On August 29, the President filed draft law No. 1025 for the second time, which would resolve this issue. Everyone hoped that the Parliament would find the time to approve this document during the first days of its work, eliminating this problem before the HACC came into operation. However, the Parliament will probably look at it on September 10. After the positive decision is made, the Anti-Corruption Court will be able to focus exclusively on new high-profile corruption-related cases and thus prove its effectiveness.

According to the State Judicial Administration, there are over 3.5 thousand of such corruption-related cases that can potentially be transferred to the High Anti-Corruption Court according to the legislative criteria of crime elements, special subject and amount of damage inflicted. 

Who are famously investigated by the NABU and the SAPO?

As of July 31, the NABU and the SAPO reported on 369 accused individuals and 212 cases sent to the court. The jurisdiction of the NABU and the SAPO includes judges, Prosecutor General and prosecutors, customs officers, members of parliament, ministers, former president, heads of the Naional Bank, State Property Fund, members of the Central Electoral Commission, High Council of Justice and the Anti-Monopoly Committee and many others. High-ranking officials, to put it briefly. For instance, they include:

  • judges of Kyiv Administrative Court Pavlo Vovk (head), Yevhenii Ablov and Ihor Pohribnichenkio, as well as judge of Suvorovskyi Court of Odesa Ivan Shepitko (charged with interference with the activity of a public official, abuse of power, interference with the activity of the HQCJ and the HCJ, forgery in office, neglect of duty);
  • Dmytro Vovk of the National Commission for State Regulation of Energy and Public Utilities (Rotterdam+: energy consumers have allegedly suffered damage in the amount of UAH 18.87 billion); 
  • Head of the State Audit Service Lidiia Havrylova (possible declaration of false information: “knowingly entered false information into annual e-declarations for 2015 (over UAH 2.86 million) and 2016 (over UAH 4.67 million)”;
  • former MP Mykola Martynenko (possible embezzlement at a state-owned enterprise);
  • former head of the State Fiscal Service Roman Nasirov (abuse of power);
  • former MP Oleksanr Onyshchenko (possible embezzlement while mining and selling natural gas);
  • former MPs Borys Rozenblat and Maksym Poliakov (the “amber case”);
  • Odesa mayor Hennadii Trukhanov (puchase of the Kraian plant: “acquisition of property by means of grave abuse of power”).
Why do we need the High Anti-Corruption Court?

In 2015, the National Anti-Corruption Bureau of Ukraine (NABU) was created.
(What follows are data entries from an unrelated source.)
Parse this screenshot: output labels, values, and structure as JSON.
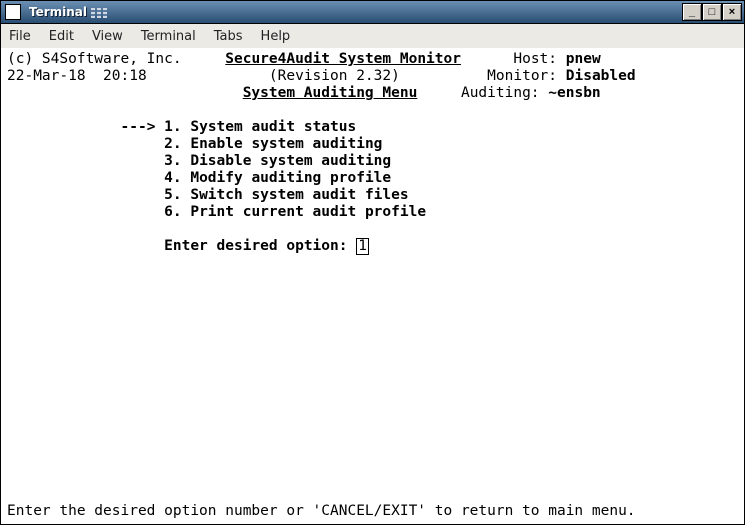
{
  "window": {
    "title": "Terminal"
  },
  "menubar": {
    "items": [
      "File",
      "Edit",
      "View",
      "Terminal",
      "Tabs",
      "Help"
    ]
  },
  "header": {
    "copyright": "(c) S4Software, Inc.",
    "app_title": "Secure4Audit System Monitor",
    "revision_label": "(Revision 2.32)",
    "menu_title": "System Auditing Menu",
    "datetime": "22-Mar-18  20:18",
    "host_label": "Host:",
    "host_value": "pnew",
    "monitor_label": "Monitor:",
    "monitor_value": "Disabled",
    "auditing_label": "Auditing:",
    "auditing_value": "~ensbn"
  },
  "menu": {
    "arrow": "--->",
    "items": [
      {
        "num": "1",
        "label": "System audit status"
      },
      {
        "num": "2",
        "label": "Enable system auditing"
      },
      {
        "num": "3",
        "label": "Disable system auditing"
      },
      {
        "num": "4",
        "label": "Modify auditing profile"
      },
      {
        "num": "5",
        "label": "Switch system audit files"
      },
      {
        "num": "6",
        "label": "Print current audit profile"
      }
    ],
    "prompt": "Enter desired option:",
    "input_value": "1"
  },
  "footer": {
    "hint": "Enter the desired option number or 'CANCEL/EXIT' to return to main menu."
  }
}
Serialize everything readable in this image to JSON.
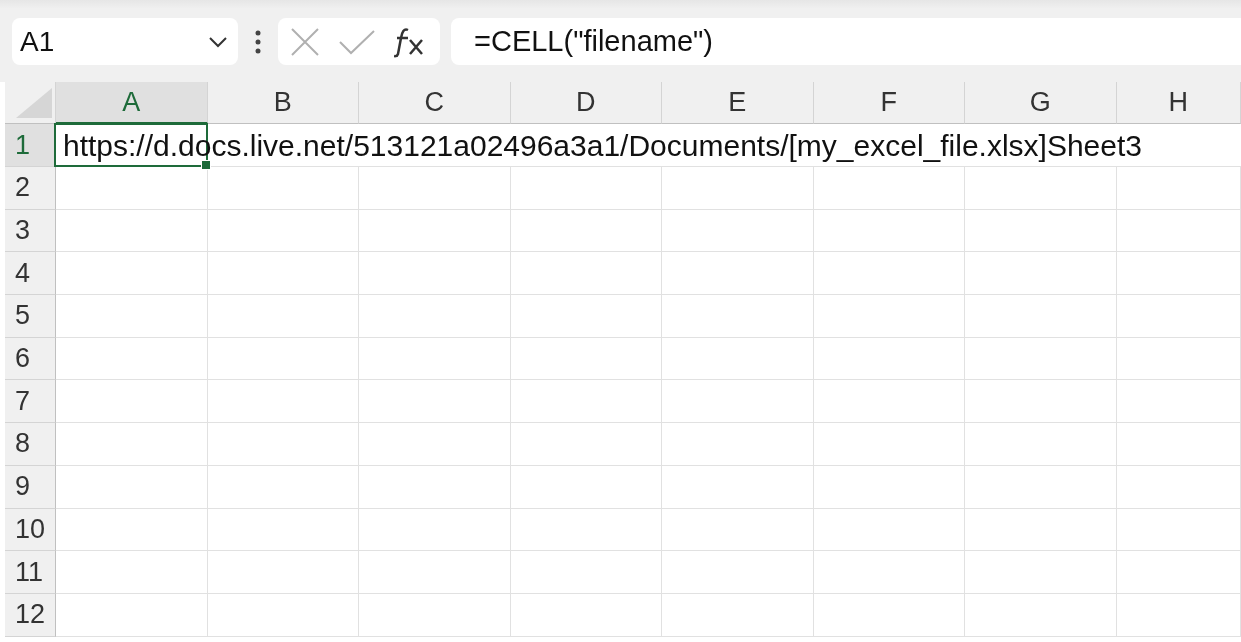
{
  "name_box": {
    "value": "A1"
  },
  "formula_bar": {
    "value": "=CELL(\"filename\")"
  },
  "columns": [
    {
      "label": "A",
      "selected": true
    },
    {
      "label": "B",
      "selected": false
    },
    {
      "label": "C",
      "selected": false
    },
    {
      "label": "D",
      "selected": false
    },
    {
      "label": "E",
      "selected": false
    },
    {
      "label": "F",
      "selected": false
    },
    {
      "label": "G",
      "selected": false
    },
    {
      "label": "H",
      "selected": false
    }
  ],
  "rows": [
    {
      "label": "1",
      "selected": true,
      "cells": [
        {
          "value": "https://d.docs.live.net/513121a02496a3a1/Documents/[my_excel_file.xlsx]Sheet3",
          "selected": true
        }
      ]
    },
    {
      "label": "2",
      "selected": false
    },
    {
      "label": "3",
      "selected": false
    },
    {
      "label": "4",
      "selected": false
    },
    {
      "label": "5",
      "selected": false
    },
    {
      "label": "6",
      "selected": false
    },
    {
      "label": "7",
      "selected": false
    },
    {
      "label": "8",
      "selected": false
    },
    {
      "label": "9",
      "selected": false
    },
    {
      "label": "10",
      "selected": false
    },
    {
      "label": "11",
      "selected": false
    },
    {
      "label": "12",
      "selected": false
    }
  ]
}
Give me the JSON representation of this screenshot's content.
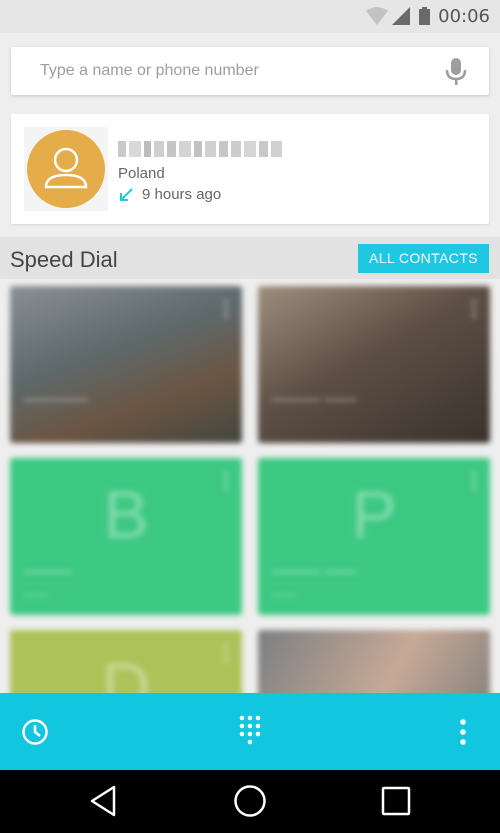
{
  "status_bar": {
    "time": "00:06",
    "icons": [
      "wifi-icon",
      "signal-icon",
      "battery-icon"
    ]
  },
  "search": {
    "placeholder": "Type a name or phone number",
    "icon": "mic-icon"
  },
  "recent_call": {
    "country": "Poland",
    "time_ago": "9 hours ago",
    "avatar_color": "#e5ac4a",
    "call_type_icon": "incoming-call-arrow-icon"
  },
  "speed_dial": {
    "title": "Speed Dial",
    "all_contacts_label": "ALL CONTACTS",
    "accent": "#1ec8e2"
  },
  "tiles": [
    {
      "letter": "",
      "color": "photo"
    },
    {
      "letter": "",
      "color": "photo"
    },
    {
      "letter": "B",
      "color": "#3dc882"
    },
    {
      "letter": "P",
      "color": "#3dc882"
    },
    {
      "letter": "D",
      "color": "#aec25a"
    },
    {
      "letter": "",
      "color": "photo"
    }
  ],
  "bottom_bar": {
    "color": "#12c6df",
    "icons": [
      "clock-history-icon",
      "dialpad-icon",
      "overflow-menu-icon"
    ]
  },
  "nav_bar": {
    "icons": [
      "back-icon",
      "home-icon",
      "recents-icon"
    ]
  }
}
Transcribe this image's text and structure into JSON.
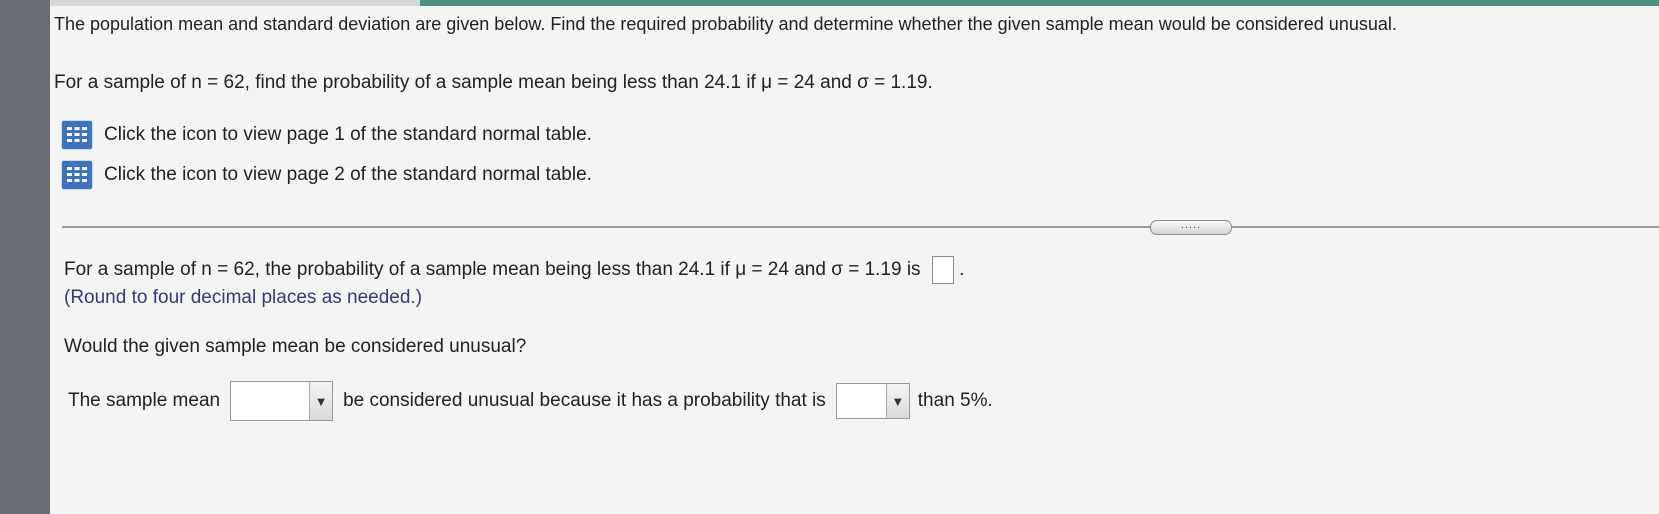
{
  "instruction": "The population mean and standard deviation are given below. Find the required probability and determine whether the given sample mean would be considered unusual.",
  "question": "For a sample of n = 62, find the probability of a sample mean being less than 24.1 if μ = 24 and σ = 1.19.",
  "table_links": [
    {
      "label": "Click the icon to view page 1 of the standard normal table.",
      "icon": "table-grid-icon"
    },
    {
      "label": "Click the icon to view page 2 of the standard normal table.",
      "icon": "table-grid-icon"
    }
  ],
  "divider_handle": ".....",
  "answer": {
    "prompt": "For a sample of n = 62, the probability of a sample mean being less than 24.1 if μ = 24 and σ = 1.19 is",
    "value": "",
    "suffix": ".",
    "note": "(Round to four decimal places as needed.)"
  },
  "unusual_question": "Would the given sample mean be considered unusual?",
  "conclusion": {
    "part1": "The sample mean",
    "dropdown1_value": "",
    "part2": "be considered unusual because it has a probability that is",
    "dropdown2_value": "",
    "part3": "than 5%."
  },
  "colors": {
    "icon_blue": "#3c73c4",
    "note_text": "#343b74",
    "top_band": "#4f8f80"
  }
}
Since then, the Bureau has started investigating the crimes of high-ranking corrupt officials: members of the Parliament and various councils, ministers and their deputies, heads of central executive agencies, judges, high-ranking prosecutors and police officers, etc. The procedural control in these cases was assigned to the Specialized Anti-Corruption Prosecutor’s Office—an independent structural unit of the Prosecutor General’s Office.

As of the end of 2018, the NABU detectives were working on 727 criminal proceedings. Out of the 171 NABU-SAPO proceedings sent to the court, there was not even a preliminary hearing in 49. According to the research of the Public Control Council under the NABU, regular courts cannot examine NABU-SAPO cases. It is evident that the unreformed judiciary stalls judicial examination in the Bureau’s cases.

TI Ukraine looks forward to the Anti-Corruption Court coming into operation and believes that the newly created institution will be able to administer fair justice and make the right decisions in high-profile corruption cases, as well as drive changes in the entire judicial system.

TI Ukraine looks forward to the Anti-Corruption Court coming into operation and believes that the newly created institution will be able to administer fair justice and make the right decisions in high-profile corruption cases, as well as drive changes in the entire judicial system.